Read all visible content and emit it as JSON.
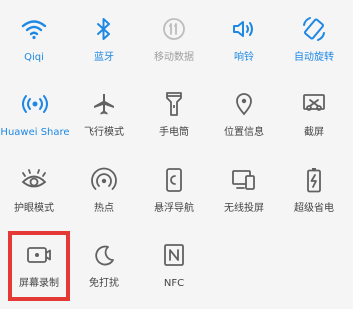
{
  "quick_settings": {
    "tiles": [
      {
        "id": "wifi",
        "label": "Qiqi",
        "icon": "wifi-icon",
        "state": "on"
      },
      {
        "id": "bluetooth",
        "label": "蓝牙",
        "icon": "bluetooth-icon",
        "state": "on"
      },
      {
        "id": "mobile-data",
        "label": "移动数据",
        "icon": "mobile-data-icon",
        "state": "disabled"
      },
      {
        "id": "ring",
        "label": "响铃",
        "icon": "volume-icon",
        "state": "on"
      },
      {
        "id": "auto-rotate",
        "label": "自动旋转",
        "icon": "rotate-icon",
        "state": "on"
      },
      {
        "id": "huawei-share",
        "label": "Huawei Share",
        "icon": "huawei-share-icon",
        "state": "on"
      },
      {
        "id": "airplane",
        "label": "飞行模式",
        "icon": "airplane-icon",
        "state": "off"
      },
      {
        "id": "flashlight",
        "label": "手电筒",
        "icon": "flashlight-icon",
        "state": "off"
      },
      {
        "id": "location",
        "label": "位置信息",
        "icon": "location-icon",
        "state": "off"
      },
      {
        "id": "screenshot",
        "label": "截屏",
        "icon": "screenshot-icon",
        "state": "off"
      },
      {
        "id": "eye-comfort",
        "label": "护眼模式",
        "icon": "eye-icon",
        "state": "off"
      },
      {
        "id": "hotspot",
        "label": "热点",
        "icon": "hotspot-icon",
        "state": "off"
      },
      {
        "id": "floating-nav",
        "label": "悬浮导航",
        "icon": "floating-nav-icon",
        "state": "off"
      },
      {
        "id": "wireless-projection",
        "label": "无线投屏",
        "icon": "projection-icon",
        "state": "off"
      },
      {
        "id": "power-saving",
        "label": "超级省电",
        "icon": "battery-icon",
        "state": "off"
      },
      {
        "id": "screen-recording",
        "label": "屏幕录制",
        "icon": "screen-record-icon",
        "state": "off"
      },
      {
        "id": "do-not-disturb",
        "label": "免打扰",
        "icon": "moon-icon",
        "state": "off"
      },
      {
        "id": "nfc",
        "label": "NFC",
        "icon": "nfc-icon",
        "state": "off"
      }
    ]
  },
  "colors": {
    "active": "#1e88e5",
    "inactive": "#616161",
    "disabled": "#bdbdbd",
    "highlight": "#e53935",
    "background": "#f5f5f5"
  }
}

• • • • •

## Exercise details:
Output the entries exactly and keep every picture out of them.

## Expected output:
Read all visible content and emit it as JSON.
{
  "quick_settings": {
    "tiles": [
      {
        "id": "wifi",
        "label": "Qiqi",
        "icon": "wifi-icon",
        "state": "on"
      },
      {
        "id": "bluetooth",
        "label": "蓝牙",
        "icon": "bluetooth-icon",
        "state": "on"
      },
      {
        "id": "mobile-data",
        "label": "移动数据",
        "icon": "mobile-data-icon",
        "state": "disabled"
      },
      {
        "id": "ring",
        "label": "响铃",
        "icon": "volume-icon",
        "state": "on"
      },
      {
        "id": "auto-rotate",
        "label": "自动旋转",
        "icon": "rotate-icon",
        "state": "on"
      },
      {
        "id": "huawei-share",
        "label": "Huawei Share",
        "icon": "huawei-share-icon",
        "state": "on"
      },
      {
        "id": "airplane",
        "label": "飞行模式",
        "icon": "airplane-icon",
        "state": "off"
      },
      {
        "id": "flashlight",
        "label": "手电筒",
        "icon": "flashlight-icon",
        "state": "off"
      },
      {
        "id": "location",
        "label": "位置信息",
        "icon": "location-icon",
        "state": "off"
      },
      {
        "id": "screenshot",
        "label": "截屏",
        "icon": "screenshot-icon",
        "state": "off"
      },
      {
        "id": "eye-comfort",
        "label": "护眼模式",
        "icon": "eye-icon",
        "state": "off"
      },
      {
        "id": "hotspot",
        "label": "热点",
        "icon": "hotspot-icon",
        "state": "off"
      },
      {
        "id": "floating-nav",
        "label": "悬浮导航",
        "icon": "floating-nav-icon",
        "state": "off"
      },
      {
        "id": "wireless-projection",
        "label": "无线投屏",
        "icon": "projection-icon",
        "state": "off"
      },
      {
        "id": "power-saving",
        "label": "超级省电",
        "icon": "battery-icon",
        "state": "off"
      },
      {
        "id": "screen-recording",
        "label": "屏幕录制",
        "icon": "screen-record-icon",
        "state": "off"
      },
      {
        "id": "do-not-disturb",
        "label": "免打扰",
        "icon": "moon-icon",
        "state": "off"
      },
      {
        "id": "nfc",
        "label": "NFC",
        "icon": "nfc-icon",
        "state": "off"
      }
    ]
  },
  "colors": {
    "active": "#1e88e5",
    "inactive": "#616161",
    "disabled": "#bdbdbd",
    "highlight": "#e53935",
    "background": "#f5f5f5"
  }
}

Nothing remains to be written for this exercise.